Families with incomes below $90,000 a year will have their federal student loan obligation reduced or eliminated with grants from UChicago. For students with family incomes below $75,000 a year, all expected federal student loans are replaced with Odyssey Scholarships.

Chicago Police and Fire Scholarship
Full, four-year scholarships are available to children of active Chicago firefighters and police officers.

Application Deadline: September 26

Through the National College Match, QuestBridge pairs high achieving, low-income students with elite schools such as MIT, Brown, Stanford, Princeton, the University of Chicago, Dartmouth, and others with full four-year scholarships. Special care is given to applicants with extenuating circumstances.

Chicago Scholars
Application Deadline: Early February; open to juniors
Through a five-year program, the Chicago Scholars Program assists talented but under-resourced Chicago high school students apply to college take college prep workshops senior year, graduate in four years, and transition to post-graduate lives. Students receive full four-year scholarships to attend highly selective colleges and universities such as Harvard University, Emory University, Stanford, the University of Notre Dame, Vanderbilt, and Yale.

Posse Scholars
Nomination Deadline: Varies; contact local office
The Posse foundation offers full four-year scholarships to students who demonstrate leadership and academic potential. The Posse Foundation identifies, recruits and trains student leaders to pursue their academics and to help promote cross-cultural communication at premier colleges and universities such as Northwestern, the University of Pennsylvania, Cornell, Georgetown, Berkeley and the University of Southern California. Students attend college with their “posse,” which allows them to already have a family, even before they step onto campus.
Golden Apple Scholars

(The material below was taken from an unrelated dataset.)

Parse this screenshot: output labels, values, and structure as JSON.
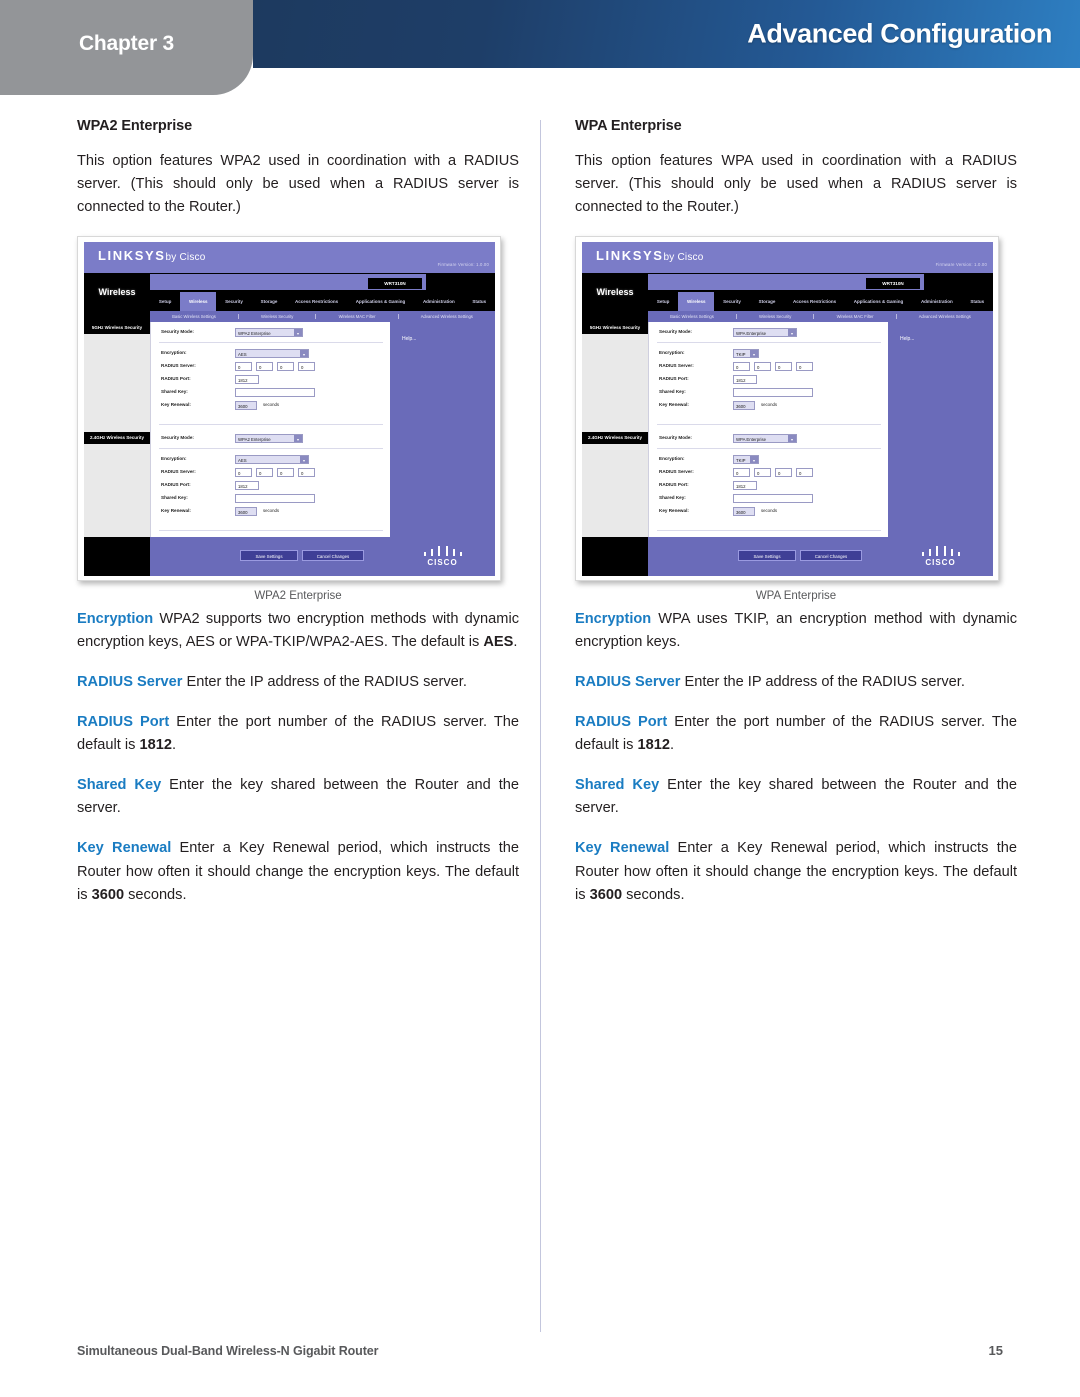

Nomination Deadline: December 1 The Golden Apple Scholarship was founded to address the need for excellent teachers in high-need schools. Students will also have the opportunity to participate in summer teaching internships. The Golden Apple Scholars receive $2,500 per year as freshmen and sophomores and $5,000 per year as juniors and seniors.

CPS Siemens Historically Black Colleges and Universities Scholarship
Event Date: November 14
Registration: October 15 (tentative); registration is through school counselor. Siemens Industry Inc. and Chicago Public Schools have partnered for the past 10 years to host two events: a morning college fair featuring 30-35 Historically Black Colleges and Universities and a scholarship reception. Students will have the opportunity to receive scholarships that range from $1000 – to full tuition, room and board, and stipends.

Charles Scholarship at Davidson University Nomination
Deadline: November 2
Awarded to CPS students based on academic excellence, personal achievement leadership ability and financial need. The scholarship covers tuition, fees, room and board as well as a travel 
allowance and
 special study opportunity funds.

Chez Scholarship at the University of Illinois at Urbana-Champaign

Application Filing Period: September 1 – December 1.
The Chez Scholarship is offered to Chicago Public High School students from economically disadvantaged backgrounds. A GPA of 3.0 is required in a college preparatory curriculum, including work in math, science and English. The Scholarship is worth up to $10,000.

Gates Millennium Scholarship

Application Deadline: January 14
The Gate Millennium Scholarship was established in 1999 to provide outstanding African American, American Indian/Alaska Native, Asian Pacific Islander American, and Hispanic American students with an opportunity to complete an undergraduate college education in any discipline. Scholars are offered full four-year scholarships with the option to petition for funding a graduate degree program in one of the following disciplines: computer science, education, engineering, library science, mathematics, public health or science.